**What you are asked to do**:
Every entry is to be printed again precisely as given.

□ □ □ □

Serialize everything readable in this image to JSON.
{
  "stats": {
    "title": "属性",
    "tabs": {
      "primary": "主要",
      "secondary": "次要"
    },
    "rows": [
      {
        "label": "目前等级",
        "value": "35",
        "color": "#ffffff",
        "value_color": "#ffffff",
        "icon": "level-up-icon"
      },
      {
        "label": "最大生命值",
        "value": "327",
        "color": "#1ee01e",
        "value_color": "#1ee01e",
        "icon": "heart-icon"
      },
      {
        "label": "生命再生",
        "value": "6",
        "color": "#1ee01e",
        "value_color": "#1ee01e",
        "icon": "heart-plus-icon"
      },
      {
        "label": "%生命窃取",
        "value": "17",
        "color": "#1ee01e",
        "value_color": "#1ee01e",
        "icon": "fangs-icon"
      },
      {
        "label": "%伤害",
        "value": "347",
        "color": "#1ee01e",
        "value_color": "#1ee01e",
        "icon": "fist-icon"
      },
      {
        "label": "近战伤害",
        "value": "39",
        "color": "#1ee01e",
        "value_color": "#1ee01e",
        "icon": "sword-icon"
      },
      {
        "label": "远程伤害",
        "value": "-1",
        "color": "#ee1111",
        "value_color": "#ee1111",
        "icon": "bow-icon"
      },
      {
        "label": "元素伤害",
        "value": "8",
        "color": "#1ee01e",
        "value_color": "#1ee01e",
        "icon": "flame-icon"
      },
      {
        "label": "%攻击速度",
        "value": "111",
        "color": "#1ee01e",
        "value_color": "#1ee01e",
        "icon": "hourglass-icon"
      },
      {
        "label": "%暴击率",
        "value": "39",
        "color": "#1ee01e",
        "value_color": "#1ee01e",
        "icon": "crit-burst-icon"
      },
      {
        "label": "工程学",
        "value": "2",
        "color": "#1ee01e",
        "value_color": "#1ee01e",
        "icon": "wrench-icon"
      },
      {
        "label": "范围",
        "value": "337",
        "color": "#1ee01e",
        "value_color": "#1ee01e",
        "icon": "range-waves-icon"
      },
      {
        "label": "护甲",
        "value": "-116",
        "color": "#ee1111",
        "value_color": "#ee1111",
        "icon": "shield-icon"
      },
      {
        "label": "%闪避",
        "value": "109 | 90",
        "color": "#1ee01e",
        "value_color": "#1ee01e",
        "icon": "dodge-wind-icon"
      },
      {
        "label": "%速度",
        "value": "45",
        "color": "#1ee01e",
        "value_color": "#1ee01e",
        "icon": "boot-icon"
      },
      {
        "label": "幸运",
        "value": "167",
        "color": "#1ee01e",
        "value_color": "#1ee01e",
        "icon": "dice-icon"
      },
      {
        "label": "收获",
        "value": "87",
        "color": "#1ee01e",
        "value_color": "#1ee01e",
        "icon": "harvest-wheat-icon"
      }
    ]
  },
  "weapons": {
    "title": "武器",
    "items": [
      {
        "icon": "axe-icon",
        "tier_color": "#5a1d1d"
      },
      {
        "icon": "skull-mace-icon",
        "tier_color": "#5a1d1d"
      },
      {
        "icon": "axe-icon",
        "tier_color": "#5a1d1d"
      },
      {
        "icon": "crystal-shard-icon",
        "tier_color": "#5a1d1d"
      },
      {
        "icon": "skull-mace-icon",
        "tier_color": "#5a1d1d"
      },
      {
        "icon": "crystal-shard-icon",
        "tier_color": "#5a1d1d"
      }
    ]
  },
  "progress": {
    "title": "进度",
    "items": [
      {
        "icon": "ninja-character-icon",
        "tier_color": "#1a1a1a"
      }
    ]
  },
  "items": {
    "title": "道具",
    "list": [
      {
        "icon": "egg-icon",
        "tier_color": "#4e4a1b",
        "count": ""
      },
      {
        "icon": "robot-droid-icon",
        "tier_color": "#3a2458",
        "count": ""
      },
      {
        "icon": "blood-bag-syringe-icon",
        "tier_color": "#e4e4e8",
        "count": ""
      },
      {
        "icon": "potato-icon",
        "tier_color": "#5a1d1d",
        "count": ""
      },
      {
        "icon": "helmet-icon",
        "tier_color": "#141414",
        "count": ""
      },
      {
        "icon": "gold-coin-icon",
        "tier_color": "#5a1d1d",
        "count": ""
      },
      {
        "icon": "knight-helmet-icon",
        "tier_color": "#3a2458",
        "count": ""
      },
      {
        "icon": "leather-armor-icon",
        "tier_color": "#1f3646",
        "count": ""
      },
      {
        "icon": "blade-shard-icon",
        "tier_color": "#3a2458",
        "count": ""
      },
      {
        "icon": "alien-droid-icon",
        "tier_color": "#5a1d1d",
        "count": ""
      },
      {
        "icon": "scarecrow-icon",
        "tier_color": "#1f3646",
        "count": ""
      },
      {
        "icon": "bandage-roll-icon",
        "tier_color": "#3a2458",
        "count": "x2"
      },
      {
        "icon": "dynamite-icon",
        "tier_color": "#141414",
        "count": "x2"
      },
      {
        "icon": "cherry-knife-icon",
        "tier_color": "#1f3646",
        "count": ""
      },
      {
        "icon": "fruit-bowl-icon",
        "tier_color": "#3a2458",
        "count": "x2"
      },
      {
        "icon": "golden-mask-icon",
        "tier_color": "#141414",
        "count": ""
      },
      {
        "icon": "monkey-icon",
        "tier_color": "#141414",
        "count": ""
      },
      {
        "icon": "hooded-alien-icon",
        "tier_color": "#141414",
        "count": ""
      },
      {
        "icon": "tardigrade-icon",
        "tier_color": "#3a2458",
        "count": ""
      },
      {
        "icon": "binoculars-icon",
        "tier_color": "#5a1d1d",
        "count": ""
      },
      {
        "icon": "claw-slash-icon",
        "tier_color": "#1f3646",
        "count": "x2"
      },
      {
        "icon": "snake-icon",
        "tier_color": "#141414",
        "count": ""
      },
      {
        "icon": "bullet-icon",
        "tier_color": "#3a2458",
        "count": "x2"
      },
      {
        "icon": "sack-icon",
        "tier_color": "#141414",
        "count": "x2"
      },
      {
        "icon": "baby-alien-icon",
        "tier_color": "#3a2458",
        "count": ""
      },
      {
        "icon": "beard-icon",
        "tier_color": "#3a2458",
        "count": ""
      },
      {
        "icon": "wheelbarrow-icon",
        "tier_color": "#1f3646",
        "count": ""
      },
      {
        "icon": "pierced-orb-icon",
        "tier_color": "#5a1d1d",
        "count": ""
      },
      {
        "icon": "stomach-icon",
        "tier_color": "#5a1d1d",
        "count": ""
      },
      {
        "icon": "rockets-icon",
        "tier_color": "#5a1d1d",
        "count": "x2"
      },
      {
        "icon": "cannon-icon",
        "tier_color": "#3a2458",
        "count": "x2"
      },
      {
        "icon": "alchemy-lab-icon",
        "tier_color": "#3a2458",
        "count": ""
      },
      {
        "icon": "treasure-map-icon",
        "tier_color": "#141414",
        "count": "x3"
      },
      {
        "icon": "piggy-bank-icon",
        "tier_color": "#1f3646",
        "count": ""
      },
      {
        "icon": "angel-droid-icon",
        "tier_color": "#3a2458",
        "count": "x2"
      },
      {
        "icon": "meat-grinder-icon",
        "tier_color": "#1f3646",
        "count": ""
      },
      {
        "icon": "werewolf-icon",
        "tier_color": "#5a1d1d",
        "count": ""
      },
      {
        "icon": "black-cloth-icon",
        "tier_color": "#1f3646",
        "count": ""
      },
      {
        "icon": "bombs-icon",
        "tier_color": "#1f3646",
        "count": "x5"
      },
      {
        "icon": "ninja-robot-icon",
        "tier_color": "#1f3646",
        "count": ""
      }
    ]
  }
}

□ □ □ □

**Exercise solution**:
Serialize everything readable in this image to JSON.
{
  "stats": {
    "title": "属性",
    "tabs": {
      "primary": "主要",
      "secondary": "次要"
    },
    "rows": [
      {
        "label": "目前等级",
        "value": "35",
        "color": "#ffffff",
        "value_color": "#ffffff",
        "icon": "level-up-icon"
      },
      {
        "label": "最大生命值",
        "value": "327",
        "color": "#1ee01e",
        "value_color": "#1ee01e",
        "icon": "heart-icon"
      },
      {
        "label": "生命再生",
        "value": "6",
        "color": "#1ee01e",
        "value_color": "#1ee01e",
        "icon": "heart-plus-icon"
      },
      {
        "label": "%生命窃取",
        "value": "17",
        "color": "#1ee01e",
        "value_color": "#1ee01e",
        "icon": "fangs-icon"
      },
      {
        "label": "%伤害",
        "value": "347",
        "color": "#1ee01e",
        "value_color": "#1ee01e",
        "icon": "fist-icon"
      },
      {
        "label": "近战伤害",
        "value": "39",
        "color": "#1ee01e",
        "value_color": "#1ee01e",
        "icon": "sword-icon"
      },
      {
        "label": "远程伤害",
        "value": "-1",
        "color": "#ee1111",
        "value_color": "#ee1111",
        "icon": "bow-icon"
      },
      {
        "label": "元素伤害",
        "value": "8",
        "color": "#1ee01e",
        "value_color": "#1ee01e",
        "icon": "flame-icon"
      },
      {
        "label": "%攻击速度",
        "value": "111",
        "color": "#1ee01e",
        "value_color": "#1ee01e",
        "icon": "hourglass-icon"
      },
      {
        "label": "%暴击率",
        "value": "39",
        "color": "#1ee01e",
        "value_color": "#1ee01e",
        "icon": "crit-burst-icon"
      },
      {
        "label": "工程学",
        "value": "2",
        "color": "#1ee01e",
        "value_color": "#1ee01e",
        "icon": "wrench-icon"
      },
      {
        "label": "范围",
        "value": "337",
        "color": "#1ee01e",
        "value_color": "#1ee01e",
        "icon": "range-waves-icon"
      },
      {
        "label": "护甲",
        "value": "-116",
        "color": "#ee1111",
        "value_color": "#ee1111",
        "icon": "shield-icon"
      },
      {
        "label": "%闪避",
        "value": "109 | 90",
        "color": "#1ee01e",
        "value_color": "#1ee01e",
        "icon": "dodge-wind-icon"
      },
      {
        "label": "%速度",
        "value": "45",
        "color": "#1ee01e",
        "value_color": "#1ee01e",
        "icon": "boot-icon"
      },
      {
        "label": "幸运",
        "value": "167",
        "color": "#1ee01e",
        "value_color": "#1ee01e",
        "icon": "dice-icon"
      },
      {
        "label": "收获",
        "value": "87",
        "color": "#1ee01e",
        "value_color": "#1ee01e",
        "icon": "harvest-wheat-icon"
      }
    ]
  },
  "weapons": {
    "title": "武器",
    "items": [
      {
        "icon": "axe-icon",
        "tier_color": "#5a1d1d"
      },
      {
        "icon": "skull-mace-icon",
        "tier_color": "#5a1d1d"
      },
      {
        "icon": "axe-icon",
        "tier_color": "#5a1d1d"
      },
      {
        "icon": "crystal-shard-icon",
        "tier_color": "#5a1d1d"
      },
      {
        "icon": "skull-mace-icon",
        "tier_color": "#5a1d1d"
      },
      {
        "icon": "crystal-shard-icon",
        "tier_color": "#5a1d1d"
      }
    ]
  },
  "progress": {
    "title": "进度",
    "items": [
      {
        "icon": "ninja-character-icon",
        "tier_color": "#1a1a1a"
      }
    ]
  },
  "items": {
    "title": "道具",
    "list": [
      {
        "icon": "egg-icon",
        "tier_color": "#4e4a1b",
        "count": ""
      },
      {
        "icon": "robot-droid-icon",
        "tier_color": "#3a2458",
        "count": ""
      },
      {
        "icon": "blood-bag-syringe-icon",
        "tier_color": "#e4e4e8",
        "count": ""
      },
      {
        "icon": "potato-icon",
        "tier_color": "#5a1d1d",
        "count": ""
      },
      {
        "icon": "helmet-icon",
        "tier_color": "#141414",
        "count": ""
      },
      {
        "icon": "gold-coin-icon",
        "tier_color": "#5a1d1d",
        "count": ""
      },
      {
        "icon": "knight-helmet-icon",
        "tier_color": "#3a2458",
        "count": ""
      },
      {
        "icon": "leather-armor-icon",
        "tier_color": "#1f3646",
        "count": ""
      },
      {
        "icon": "blade-shard-icon",
        "tier_color": "#3a2458",
        "count": ""
      },
      {
        "icon": "alien-droid-icon",
        "tier_color": "#5a1d1d",
        "count": ""
      },
      {
        "icon": "scarecrow-icon",
        "tier_color": "#1f3646",
        "count": ""
      },
      {
        "icon": "bandage-roll-icon",
        "tier_color": "#3a2458",
        "count": "x2"
      },
      {
        "icon": "dynamite-icon",
        "tier_color": "#141414",
        "count": "x2"
      },
      {
        "icon": "cherry-knife-icon",
        "tier_color": "#1f3646",
        "count": ""
      },
      {
        "icon": "fruit-bowl-icon",
        "tier_color": "#3a2458",
        "count": "x2"
      },
      {
        "icon": "golden-mask-icon",
        "tier_color": "#141414",
        "count": ""
      },
      {
        "icon": "monkey-icon",
        "tier_color": "#141414",
        "count": ""
      },
      {
        "icon": "hooded-alien-icon",
        "tier_color": "#141414",
        "count": ""
      },
      {
        "icon": "tardigrade-icon",
        "tier_color": "#3a2458",
        "count": ""
      },
      {
        "icon": "binoculars-icon",
        "tier_color": "#5a1d1d",
        "count": ""
      },
      {
        "icon": "claw-slash-icon",
        "tier_color": "#1f3646",
        "count": "x2"
      },
      {
        "icon": "snake-icon",
        "tier_color": "#141414",
        "count": ""
      },
      {
        "icon": "bullet-icon",
        "tier_color": "#3a2458",
        "count": "x2"
      },
      {
        "icon": "sack-icon",
        "tier_color": "#141414",
        "count": "x2"
      },
      {
        "icon": "baby-alien-icon",
        "tier_color": "#3a2458",
        "count": ""
      },
      {
        "icon": "beard-icon",
        "tier_color": "#3a2458",
        "count": ""
      },
      {
        "icon": "wheelbarrow-icon",
        "tier_color": "#1f3646",
        "count": ""
      },
      {
        "icon": "pierced-orb-icon",
        "tier_color": "#5a1d1d",
        "count": ""
      },
      {
        "icon": "stomach-icon",
        "tier_color": "#5a1d1d",
        "count": ""
      },
      {
        "icon": "rockets-icon",
        "tier_color": "#5a1d1d",
        "count": "x2"
      },
      {
        "icon": "cannon-icon",
        "tier_color": "#3a2458",
        "count": "x2"
      },
      {
        "icon": "alchemy-lab-icon",
        "tier_color": "#3a2458",
        "count": ""
      },
      {
        "icon": "treasure-map-icon",
        "tier_color": "#141414",
        "count": "x3"
      },
      {
        "icon": "piggy-bank-icon",
        "tier_color": "#1f3646",
        "count": ""
      },
      {
        "icon": "angel-droid-icon",
        "tier_color": "#3a2458",
        "count": "x2"
      },
      {
        "icon": "meat-grinder-icon",
        "tier_color": "#1f3646",
        "count": ""
      },
      {
        "icon": "werewolf-icon",
        "tier_color": "#5a1d1d",
        "count": ""
      },
      {
        "icon": "black-cloth-icon",
        "tier_color": "#1f3646",
        "count": ""
      },
      {
        "icon": "bombs-icon",
        "tier_color": "#1f3646",
        "count": "x5"
      },
      {
        "icon": "ninja-robot-icon",
        "tier_color": "#1f3646",
        "count": ""
      }
    ]
  }
}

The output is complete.